* [ACTIVITY]: Provide the data again in its entirety, exactly as given.

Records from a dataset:
--*--
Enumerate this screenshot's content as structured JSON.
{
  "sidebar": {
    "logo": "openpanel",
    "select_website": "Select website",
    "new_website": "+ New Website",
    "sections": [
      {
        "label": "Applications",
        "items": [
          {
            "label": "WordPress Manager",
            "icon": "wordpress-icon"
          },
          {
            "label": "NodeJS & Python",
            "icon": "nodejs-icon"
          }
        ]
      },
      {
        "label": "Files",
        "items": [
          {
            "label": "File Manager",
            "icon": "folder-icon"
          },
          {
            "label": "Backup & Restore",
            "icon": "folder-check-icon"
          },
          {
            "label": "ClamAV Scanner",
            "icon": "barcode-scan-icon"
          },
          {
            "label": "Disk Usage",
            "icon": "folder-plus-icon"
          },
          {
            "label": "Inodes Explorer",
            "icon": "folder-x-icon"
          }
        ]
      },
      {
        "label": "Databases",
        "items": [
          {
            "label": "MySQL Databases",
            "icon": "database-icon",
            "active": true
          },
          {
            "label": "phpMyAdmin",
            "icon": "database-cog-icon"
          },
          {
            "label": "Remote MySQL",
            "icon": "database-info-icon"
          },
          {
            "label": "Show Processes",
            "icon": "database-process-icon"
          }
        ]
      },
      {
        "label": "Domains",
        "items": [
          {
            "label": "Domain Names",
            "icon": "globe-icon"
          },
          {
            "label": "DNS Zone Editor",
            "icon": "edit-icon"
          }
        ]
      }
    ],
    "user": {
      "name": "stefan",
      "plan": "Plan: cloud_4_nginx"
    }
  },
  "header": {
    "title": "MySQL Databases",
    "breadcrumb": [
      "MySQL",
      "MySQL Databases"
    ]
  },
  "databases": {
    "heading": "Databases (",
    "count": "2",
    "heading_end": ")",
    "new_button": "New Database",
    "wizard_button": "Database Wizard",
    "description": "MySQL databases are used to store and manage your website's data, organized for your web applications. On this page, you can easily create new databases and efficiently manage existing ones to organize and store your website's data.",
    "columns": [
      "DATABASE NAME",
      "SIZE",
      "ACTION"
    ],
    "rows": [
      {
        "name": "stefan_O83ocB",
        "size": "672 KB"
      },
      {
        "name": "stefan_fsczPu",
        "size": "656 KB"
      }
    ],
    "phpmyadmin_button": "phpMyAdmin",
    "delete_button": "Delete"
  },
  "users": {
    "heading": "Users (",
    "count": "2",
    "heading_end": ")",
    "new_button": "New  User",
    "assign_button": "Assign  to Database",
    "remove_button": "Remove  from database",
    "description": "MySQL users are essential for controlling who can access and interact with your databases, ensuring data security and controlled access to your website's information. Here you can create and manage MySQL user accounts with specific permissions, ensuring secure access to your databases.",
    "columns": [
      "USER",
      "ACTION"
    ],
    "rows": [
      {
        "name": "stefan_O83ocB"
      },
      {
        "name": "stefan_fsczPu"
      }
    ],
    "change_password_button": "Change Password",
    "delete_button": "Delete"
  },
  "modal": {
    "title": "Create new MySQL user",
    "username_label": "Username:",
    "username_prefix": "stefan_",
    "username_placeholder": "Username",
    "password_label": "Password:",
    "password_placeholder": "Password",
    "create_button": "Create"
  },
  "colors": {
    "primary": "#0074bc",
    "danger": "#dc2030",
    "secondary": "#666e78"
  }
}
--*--
* [EXERCISE ANSWER]:
Enumerate this screenshot's content as structured JSON.
{
  "sidebar": {
    "logo": "openpanel",
    "select_website": "Select website",
    "new_website": "+ New Website",
    "sections": [
      {
        "label": "Applications",
        "items": [
          {
            "label": "WordPress Manager",
            "icon": "wordpress-icon"
          },
          {
            "label": "NodeJS & Python",
            "icon": "nodejs-icon"
          }
        ]
      },
      {
        "label": "Files",
        "items": [
          {
            "label": "File Manager",
            "icon": "folder-icon"
          },
          {
            "label": "Backup & Restore",
            "icon": "folder-check-icon"
          },
          {
            "label": "ClamAV Scanner",
            "icon": "barcode-scan-icon"
          },
          {
            "label": "Disk Usage",
            "icon": "folder-plus-icon"
          },
          {
            "label": "Inodes Explorer",
            "icon": "folder-x-icon"
          }
        ]
      },
      {
        "label": "Databases",
        "items": [
          {
            "label": "MySQL Databases",
            "icon": "database-icon",
            "active": true
          },
          {
            "label": "phpMyAdmin",
            "icon": "database-cog-icon"
          },
          {
            "label": "Remote MySQL",
            "icon": "database-info-icon"
          },
          {
            "label": "Show Processes",
            "icon": "database-process-icon"
          }
        ]
      },
      {
        "label": "Domains",
        "items": [
          {
            "label": "Domain Names",
            "icon": "globe-icon"
          },
          {
            "label": "DNS Zone Editor",
            "icon": "edit-icon"
          }
        ]
      }
    ],
    "user": {
      "name": "stefan",
      "plan": "Plan: cloud_4_nginx"
    }
  },
  "header": {
    "title": "MySQL Databases",
    "breadcrumb": [
      "MySQL",
      "MySQL Databases"
    ]
  },
  "databases": {
    "heading": "Databases (",
    "count": "2",
    "heading_end": ")",
    "new_button": "New Database",
    "wizard_button": "Database Wizard",
    "description": "MySQL databases are used to store and manage your website's data, organized for your web applications. On this page, you can easily create new databases and efficiently manage existing ones to organize and store your website's data.",
    "columns": [
      "DATABASE NAME",
      "SIZE",
      "ACTION"
    ],
    "rows": [
      {
        "name": "stefan_O83ocB",
        "size": "672 KB"
      },
      {
        "name": "stefan_fsczPu",
        "size": "656 KB"
      }
    ],
    "phpmyadmin_button": "phpMyAdmin",
    "delete_button": "Delete"
  },
  "users": {
    "heading": "Users (",
    "count": "2",
    "heading_end": ")",
    "new_button": "New  User",
    "assign_button": "Assign  to Database",
    "remove_button": "Remove  from database",
    "description": "MySQL users are essential for controlling who can access and interact with your databases, ensuring data security and controlled access to your website's information. Here you can create and manage MySQL user accounts with specific permissions, ensuring secure access to your databases.",
    "columns": [
      "USER",
      "ACTION"
    ],
    "rows": [
      {
        "name": "stefan_O83ocB"
      },
      {
        "name": "stefan_fsczPu"
      }
    ],
    "change_password_button": "Change Password",
    "delete_button": "Delete"
  },
  "modal": {
    "title": "Create new MySQL user",
    "username_label": "Username:",
    "username_prefix": "stefan_",
    "username_placeholder": "Username",
    "password_label": "Password:",
    "password_placeholder": "Password",
    "create_button": "Create"
  },
  "colors": {
    "primary": "#0074bc",
    "danger": "#dc2030",
    "secondary": "#666e78"
  }
}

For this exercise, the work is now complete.